Mentions: A healthy 27-year-old man was admitted to our hospital due to acute right lower quadrant abdominal pain. He denied nausea, vomiting, or diarrhea. On physical examination, the blood pressure was 111/64 mmHg, the heart rate was 75 beats per minute and regular, the respiratory rate was 16 breaths per minute, and the temperature was 37.9°C. Abdominal examination showed focal abdominal tenderness with slight rebound tenderness. Bowel sounds were normal, and no tumor was palpable. Laboratory tests showed a white blood cell count of 9000/mm3 (3900/mm3 to 8900/mm3) and a CRP of 8.7 mg/dL (<0.17 mg/dL). Otherwise, the laboratory data were within normal limits. The patient was treated with cefmetazole sodium (2 g/day) for 2 days, but the symptoms became worse. The antimicrobial dose was increased to 4 g/day for the subsequent 3 days. An abdominal series and ultrasound of the upper abdomen were performed and interpreted as normal. On the coronal section of computed tomography (CT), a fatty oval lesion measuring 12 mm in diameter with a circumferential hyperdense ring (arrow, Figure 1) was seen in the right lower abdomen. The transverse CT image showed that the ovoid, pericolonic mass abutted on the ascending colon and was surrounded by ill-defined fat stranding (arrow, Figure 2). Thickening of the parietal peritoneum was seen (arrow heads, Figure 3). There was neither free air nor ascites, and the appendix was normal. These findings were diagnostic of primary epiploic appendagitis. Antibiotics were discontinued. Oral loxoprofen sodium (60 mg) was prescribed twice before his symptoms and signs resolved with normalization of the laboratory results. The patient was doing well at the last outpatient follow-up visit.

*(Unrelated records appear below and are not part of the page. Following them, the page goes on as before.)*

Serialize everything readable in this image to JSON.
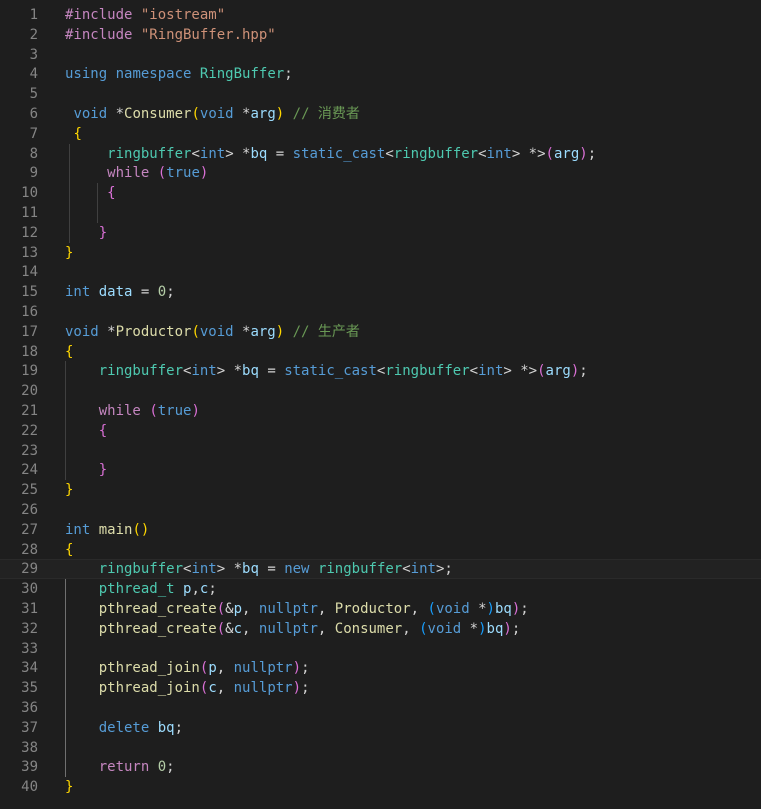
{
  "editor": {
    "language": "cpp",
    "theme_colors": {
      "background": "#1e1e1e",
      "line_number": "#858585",
      "keyword": "#569cd6",
      "control": "#c586c0",
      "type": "#4ec9b0",
      "function": "#dcdcaa",
      "variable": "#9cdcfe",
      "string": "#ce9178",
      "number": "#b5cea8",
      "comment": "#6a9955",
      "bracket_level_1": "#ffd700",
      "bracket_level_2": "#da70d6",
      "bracket_level_3": "#179fff"
    },
    "current_line": 29,
    "lines": [
      {
        "n": "1",
        "tokens": [
          [
            "pp",
            "#include "
          ],
          [
            "str",
            "\"iostream\""
          ]
        ]
      },
      {
        "n": "2",
        "tokens": [
          [
            "pp",
            "#include "
          ],
          [
            "str",
            "\"RingBuffer.hpp\""
          ]
        ]
      },
      {
        "n": "3",
        "tokens": []
      },
      {
        "n": "4",
        "tokens": [
          [
            "kw",
            "using"
          ],
          [
            "plain",
            " "
          ],
          [
            "kw",
            "namespace"
          ],
          [
            "plain",
            " "
          ],
          [
            "ty",
            "RingBuffer"
          ],
          [
            "plain",
            ";"
          ]
        ]
      },
      {
        "n": "5",
        "tokens": []
      },
      {
        "n": "6",
        "tokens": [
          [
            "plain",
            " "
          ],
          [
            "kw",
            "void"
          ],
          [
            "plain",
            " *"
          ],
          [
            "fn",
            "Consumer"
          ],
          [
            "b1",
            "("
          ],
          [
            "kw",
            "void"
          ],
          [
            "plain",
            " *"
          ],
          [
            "var",
            "arg"
          ],
          [
            "b1",
            ")"
          ],
          [
            "plain",
            " "
          ],
          [
            "cmt",
            "// 消费者"
          ]
        ]
      },
      {
        "n": "7",
        "tokens": [
          [
            "plain",
            " "
          ],
          [
            "b1",
            "{"
          ]
        ]
      },
      {
        "n": "8",
        "tokens": [
          [
            "plain",
            "     "
          ],
          [
            "ty",
            "ringbuffer"
          ],
          [
            "plain",
            "<"
          ],
          [
            "kw",
            "int"
          ],
          [
            "plain",
            "> *"
          ],
          [
            "var",
            "bq"
          ],
          [
            "plain",
            " = "
          ],
          [
            "kw",
            "static_cast"
          ],
          [
            "plain",
            "<"
          ],
          [
            "ty",
            "ringbuffer"
          ],
          [
            "plain",
            "<"
          ],
          [
            "kw",
            "int"
          ],
          [
            "plain",
            "> *>"
          ],
          [
            "b2",
            "("
          ],
          [
            "var",
            "arg"
          ],
          [
            "b2",
            ")"
          ],
          [
            "plain",
            ";"
          ]
        ]
      },
      {
        "n": "9",
        "tokens": [
          [
            "plain",
            "     "
          ],
          [
            "ctl",
            "while"
          ],
          [
            "plain",
            " "
          ],
          [
            "b2",
            "("
          ],
          [
            "kw",
            "true"
          ],
          [
            "b2",
            ")"
          ]
        ]
      },
      {
        "n": "10",
        "tokens": [
          [
            "plain",
            "     "
          ],
          [
            "b2",
            "{"
          ]
        ]
      },
      {
        "n": "11",
        "tokens": []
      },
      {
        "n": "12",
        "tokens": [
          [
            "plain",
            "    "
          ],
          [
            "b2",
            "}"
          ]
        ]
      },
      {
        "n": "13",
        "tokens": [
          [
            "b1",
            "}"
          ]
        ]
      },
      {
        "n": "14",
        "tokens": []
      },
      {
        "n": "15",
        "tokens": [
          [
            "kw",
            "int"
          ],
          [
            "plain",
            " "
          ],
          [
            "var",
            "data"
          ],
          [
            "plain",
            " = "
          ],
          [
            "num",
            "0"
          ],
          [
            "plain",
            ";"
          ]
        ]
      },
      {
        "n": "16",
        "tokens": []
      },
      {
        "n": "17",
        "tokens": [
          [
            "kw",
            "void"
          ],
          [
            "plain",
            " *"
          ],
          [
            "fn",
            "Productor"
          ],
          [
            "b1",
            "("
          ],
          [
            "kw",
            "void"
          ],
          [
            "plain",
            " *"
          ],
          [
            "var",
            "arg"
          ],
          [
            "b1",
            ")"
          ],
          [
            "plain",
            " "
          ],
          [
            "cmt",
            "// 生产者"
          ]
        ]
      },
      {
        "n": "18",
        "tokens": [
          [
            "b1",
            "{"
          ]
        ]
      },
      {
        "n": "19",
        "tokens": [
          [
            "plain",
            "    "
          ],
          [
            "ty",
            "ringbuffer"
          ],
          [
            "plain",
            "<"
          ],
          [
            "kw",
            "int"
          ],
          [
            "plain",
            "> *"
          ],
          [
            "var",
            "bq"
          ],
          [
            "plain",
            " = "
          ],
          [
            "kw",
            "static_cast"
          ],
          [
            "plain",
            "<"
          ],
          [
            "ty",
            "ringbuffer"
          ],
          [
            "plain",
            "<"
          ],
          [
            "kw",
            "int"
          ],
          [
            "plain",
            "> *>"
          ],
          [
            "b2",
            "("
          ],
          [
            "var",
            "arg"
          ],
          [
            "b2",
            ")"
          ],
          [
            "plain",
            ";"
          ]
        ]
      },
      {
        "n": "20",
        "tokens": []
      },
      {
        "n": "21",
        "tokens": [
          [
            "plain",
            "    "
          ],
          [
            "ctl",
            "while"
          ],
          [
            "plain",
            " "
          ],
          [
            "b2",
            "("
          ],
          [
            "kw",
            "true"
          ],
          [
            "b2",
            ")"
          ]
        ]
      },
      {
        "n": "22",
        "tokens": [
          [
            "plain",
            "    "
          ],
          [
            "b2",
            "{"
          ]
        ]
      },
      {
        "n": "23",
        "tokens": []
      },
      {
        "n": "24",
        "tokens": [
          [
            "plain",
            "    "
          ],
          [
            "b2",
            "}"
          ]
        ]
      },
      {
        "n": "25",
        "tokens": [
          [
            "b1",
            "}"
          ]
        ]
      },
      {
        "n": "26",
        "tokens": []
      },
      {
        "n": "27",
        "tokens": [
          [
            "kw",
            "int"
          ],
          [
            "plain",
            " "
          ],
          [
            "fn",
            "main"
          ],
          [
            "b1",
            "()"
          ]
        ]
      },
      {
        "n": "28",
        "tokens": [
          [
            "b1",
            "{"
          ]
        ]
      },
      {
        "n": "29",
        "tokens": [
          [
            "plain",
            "    "
          ],
          [
            "ty",
            "ringbuffer"
          ],
          [
            "plain",
            "<"
          ],
          [
            "kw",
            "int"
          ],
          [
            "plain",
            "> *"
          ],
          [
            "var",
            "bq"
          ],
          [
            "plain",
            " = "
          ],
          [
            "kw",
            "new"
          ],
          [
            "plain",
            " "
          ],
          [
            "ty",
            "ringbuffer"
          ],
          [
            "plain",
            "<"
          ],
          [
            "kw",
            "int"
          ],
          [
            "plain",
            ">;"
          ]
        ]
      },
      {
        "n": "30",
        "tokens": [
          [
            "plain",
            "    "
          ],
          [
            "ty",
            "pthread_t"
          ],
          [
            "plain",
            " "
          ],
          [
            "var",
            "p"
          ],
          [
            "plain",
            ","
          ],
          [
            "var",
            "c"
          ],
          [
            "plain",
            ";"
          ]
        ]
      },
      {
        "n": "31",
        "tokens": [
          [
            "plain",
            "    "
          ],
          [
            "fn",
            "pthread_create"
          ],
          [
            "b2",
            "("
          ],
          [
            "plain",
            "&"
          ],
          [
            "var",
            "p"
          ],
          [
            "plain",
            ", "
          ],
          [
            "kw",
            "nullptr"
          ],
          [
            "plain",
            ", "
          ],
          [
            "fn",
            "Productor"
          ],
          [
            "plain",
            ", "
          ],
          [
            "b3",
            "("
          ],
          [
            "kw",
            "void"
          ],
          [
            "plain",
            " *"
          ],
          [
            "b3",
            ")"
          ],
          [
            "var",
            "bq"
          ],
          [
            "b2",
            ")"
          ],
          [
            "plain",
            ";"
          ]
        ]
      },
      {
        "n": "32",
        "tokens": [
          [
            "plain",
            "    "
          ],
          [
            "fn",
            "pthread_create"
          ],
          [
            "b2",
            "("
          ],
          [
            "plain",
            "&"
          ],
          [
            "var",
            "c"
          ],
          [
            "plain",
            ", "
          ],
          [
            "kw",
            "nullptr"
          ],
          [
            "plain",
            ", "
          ],
          [
            "fn",
            "Consumer"
          ],
          [
            "plain",
            ", "
          ],
          [
            "b3",
            "("
          ],
          [
            "kw",
            "void"
          ],
          [
            "plain",
            " *"
          ],
          [
            "b3",
            ")"
          ],
          [
            "var",
            "bq"
          ],
          [
            "b2",
            ")"
          ],
          [
            "plain",
            ";"
          ]
        ]
      },
      {
        "n": "33",
        "tokens": []
      },
      {
        "n": "34",
        "tokens": [
          [
            "plain",
            "    "
          ],
          [
            "fn",
            "pthread_join"
          ],
          [
            "b2",
            "("
          ],
          [
            "var",
            "p"
          ],
          [
            "plain",
            ", "
          ],
          [
            "kw",
            "nullptr"
          ],
          [
            "b2",
            ")"
          ],
          [
            "plain",
            ";"
          ]
        ]
      },
      {
        "n": "35",
        "tokens": [
          [
            "plain",
            "    "
          ],
          [
            "fn",
            "pthread_join"
          ],
          [
            "b2",
            "("
          ],
          [
            "var",
            "c"
          ],
          [
            "plain",
            ", "
          ],
          [
            "kw",
            "nullptr"
          ],
          [
            "b2",
            ")"
          ],
          [
            "plain",
            ";"
          ]
        ]
      },
      {
        "n": "36",
        "tokens": []
      },
      {
        "n": "37",
        "tokens": [
          [
            "plain",
            "    "
          ],
          [
            "kw",
            "delete"
          ],
          [
            "plain",
            " "
          ],
          [
            "var",
            "bq"
          ],
          [
            "plain",
            ";"
          ]
        ]
      },
      {
        "n": "38",
        "tokens": []
      },
      {
        "n": "39",
        "tokens": [
          [
            "plain",
            "    "
          ],
          [
            "ctl",
            "return"
          ],
          [
            "plain",
            " "
          ],
          [
            "num",
            "0"
          ],
          [
            "plain",
            ";"
          ]
        ]
      },
      {
        "n": "40",
        "tokens": [
          [
            "b1",
            "}"
          ]
        ]
      }
    ]
  }
}
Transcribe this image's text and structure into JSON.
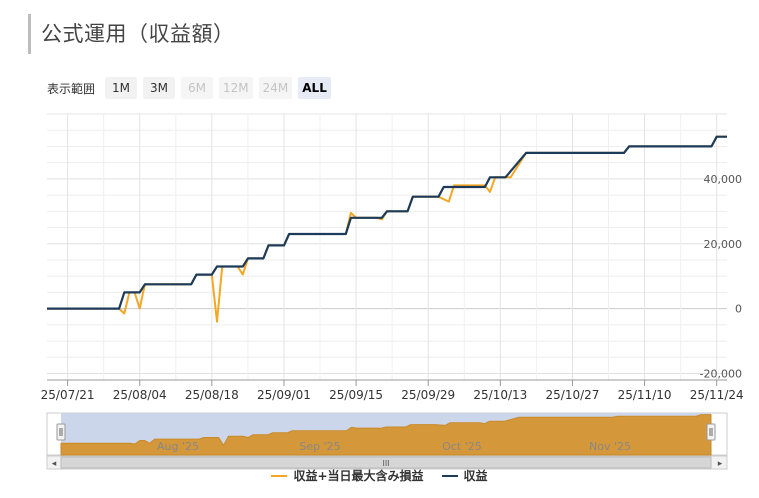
{
  "header": {
    "title": "公式運用（収益額）"
  },
  "range_selector": {
    "label": "表示範囲",
    "buttons": [
      {
        "label": "1M",
        "state": "enabled"
      },
      {
        "label": "3M",
        "state": "enabled"
      },
      {
        "label": "6M",
        "state": "disabled"
      },
      {
        "label": "12M",
        "state": "disabled"
      },
      {
        "label": "24M",
        "state": "disabled"
      },
      {
        "label": "ALL",
        "state": "active"
      }
    ]
  },
  "navigator": {
    "labels": [
      "Aug '25",
      "Sep '25",
      "Oct '25",
      "Nov '25"
    ],
    "grip": "III",
    "left_arrow": "◂",
    "right_arrow": "▸"
  },
  "colors": {
    "orange": "#f5a623",
    "navy": "#1c3a5a",
    "navigator_fill": "#d4973a",
    "navigator_mask": "#ccd6eb"
  },
  "chart_data": {
    "type": "line",
    "x_unit": "date",
    "ylim": [
      -22000,
      60000
    ],
    "yticks": [
      -20000,
      0,
      20000,
      40000
    ],
    "ytick_labels": [
      "-20,000",
      "0",
      "20,000",
      "40,000"
    ],
    "xticks": [
      "2025-07-21",
      "2025-08-04",
      "2025-08-18",
      "2025-09-01",
      "2025-09-15",
      "2025-09-29",
      "2025-10-13",
      "2025-10-27",
      "2025-11-10",
      "2025-11-24"
    ],
    "xtick_labels": [
      "25/07/21",
      "25/08/04",
      "25/08/18",
      "25/09/01",
      "25/09/15",
      "25/09/29",
      "25/10/13",
      "25/10/27",
      "25/11/10",
      "25/11/24"
    ],
    "x_range": [
      "2025-07-17",
      "2025-11-26"
    ],
    "series": [
      {
        "name": "収益+当日最大含み損益",
        "color": "#f5a623",
        "points": [
          [
            "2025-07-17",
            0
          ],
          [
            "2025-07-31",
            0
          ],
          [
            "2025-08-01",
            -1500
          ],
          [
            "2025-08-02",
            5000
          ],
          [
            "2025-08-03",
            5000
          ],
          [
            "2025-08-04",
            0
          ],
          [
            "2025-08-05",
            7500
          ],
          [
            "2025-08-14",
            7500
          ],
          [
            "2025-08-15",
            10500
          ],
          [
            "2025-08-18",
            10500
          ],
          [
            "2025-08-19",
            -4000
          ],
          [
            "2025-08-20",
            13000
          ],
          [
            "2025-08-23",
            13000
          ],
          [
            "2025-08-24",
            10500
          ],
          [
            "2025-08-25",
            15500
          ],
          [
            "2025-08-28",
            15500
          ],
          [
            "2025-08-29",
            19500
          ],
          [
            "2025-09-01",
            19500
          ],
          [
            "2025-09-02",
            23000
          ],
          [
            "2025-09-13",
            23000
          ],
          [
            "2025-09-14",
            29500
          ],
          [
            "2025-09-15",
            28000
          ],
          [
            "2025-09-19",
            28000
          ],
          [
            "2025-09-20",
            27500
          ],
          [
            "2025-09-21",
            30000
          ],
          [
            "2025-09-25",
            30000
          ],
          [
            "2025-09-26",
            34500
          ],
          [
            "2025-10-01",
            34500
          ],
          [
            "2025-10-03",
            33000
          ],
          [
            "2025-10-04",
            38000
          ],
          [
            "2025-10-10",
            38000
          ],
          [
            "2025-10-11",
            36000
          ],
          [
            "2025-10-12",
            40500
          ],
          [
            "2025-10-15",
            40500
          ],
          [
            "2025-10-18",
            48000
          ],
          [
            "2025-11-06",
            48000
          ],
          [
            "2025-11-07",
            50000
          ],
          [
            "2025-11-23",
            50000
          ],
          [
            "2025-11-24",
            53000
          ],
          [
            "2025-11-26",
            53000
          ]
        ]
      },
      {
        "name": "収益",
        "color": "#1c3a5a",
        "points": [
          [
            "2025-07-17",
            0
          ],
          [
            "2025-07-31",
            0
          ],
          [
            "2025-08-01",
            5000
          ],
          [
            "2025-08-04",
            5000
          ],
          [
            "2025-08-05",
            7500
          ],
          [
            "2025-08-14",
            7500
          ],
          [
            "2025-08-15",
            10500
          ],
          [
            "2025-08-18",
            10500
          ],
          [
            "2025-08-19",
            13000
          ],
          [
            "2025-08-24",
            13000
          ],
          [
            "2025-08-25",
            15500
          ],
          [
            "2025-08-28",
            15500
          ],
          [
            "2025-08-29",
            19500
          ],
          [
            "2025-09-01",
            19500
          ],
          [
            "2025-09-02",
            23000
          ],
          [
            "2025-09-13",
            23000
          ],
          [
            "2025-09-14",
            28000
          ],
          [
            "2025-09-20",
            28000
          ],
          [
            "2025-09-21",
            30000
          ],
          [
            "2025-09-25",
            30000
          ],
          [
            "2025-09-26",
            34500
          ],
          [
            "2025-10-01",
            34500
          ],
          [
            "2025-10-02",
            37500
          ],
          [
            "2025-10-10",
            37500
          ],
          [
            "2025-10-11",
            40500
          ],
          [
            "2025-10-14",
            40500
          ],
          [
            "2025-10-18",
            48000
          ],
          [
            "2025-11-06",
            48000
          ],
          [
            "2025-11-07",
            50000
          ],
          [
            "2025-11-23",
            50000
          ],
          [
            "2025-11-24",
            53000
          ],
          [
            "2025-11-26",
            53000
          ]
        ]
      }
    ]
  }
}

Bottom Line: Physical examination showed focal abdominal tenderness with slight rebound tenderness.The patient was given high-dose antibiotics due to the secondary inflammation involving the parietal peritoneum.Epiploic appendagitis presents with an abrupt onset of focal abdominal pain and tenderness without significant guarding or rigidity; it is an uncommon and difficult diagnosis.

View Article: PubMed Central - PubMed

Affiliation: Department of Gastroenterology and Hepatology, Nagasaki University Hospital, Nagasaki, Japan.

ABSTRACT

Background: Epiploic appendagitis is an ischemic infarction of an epiploic appendage caused by torsion or spontaneous thrombosis of the central draining vein. Epiploic appendagitis is self-limited without surgery, and it is imperative for clinicians to be familiar with this entity.

Case report: A healthy 27-year-old man was admitted due to acute right lower quadrant abdominal pain. Physical examination showed focal abdominal tenderness with slight rebound tenderness. Laboratory tests showed leukocytosis and an increased serum C-reactive protein level. Computed tomography (CT) showed a fatty ovoid pericolonic mass measuring 12 mm in diameter, with a circumferential hyperdense ring that abutted on the ascending colon and was surrounded by ill-defined fat stranding with a hyperdense ring. These findings were diagnostic of primary epiploic appendagitis. The patient was given high-dose antibiotics due to the secondary inflammation involving the parietal peritoneum.

Conclusions: Epiploic appendagitis presents with an abrupt onset of focal abdominal pain and tenderness without significant guarding or rigidity; it is an uncommon and difficult diagnosis. With awareness of this condition, however, evaluation by CT can provide an accurate diagnosis of epiploic appendagitis, distinguishing it from conditions with clinically overlapping manifestations.

Show MeSH
Related in: MedlinePlus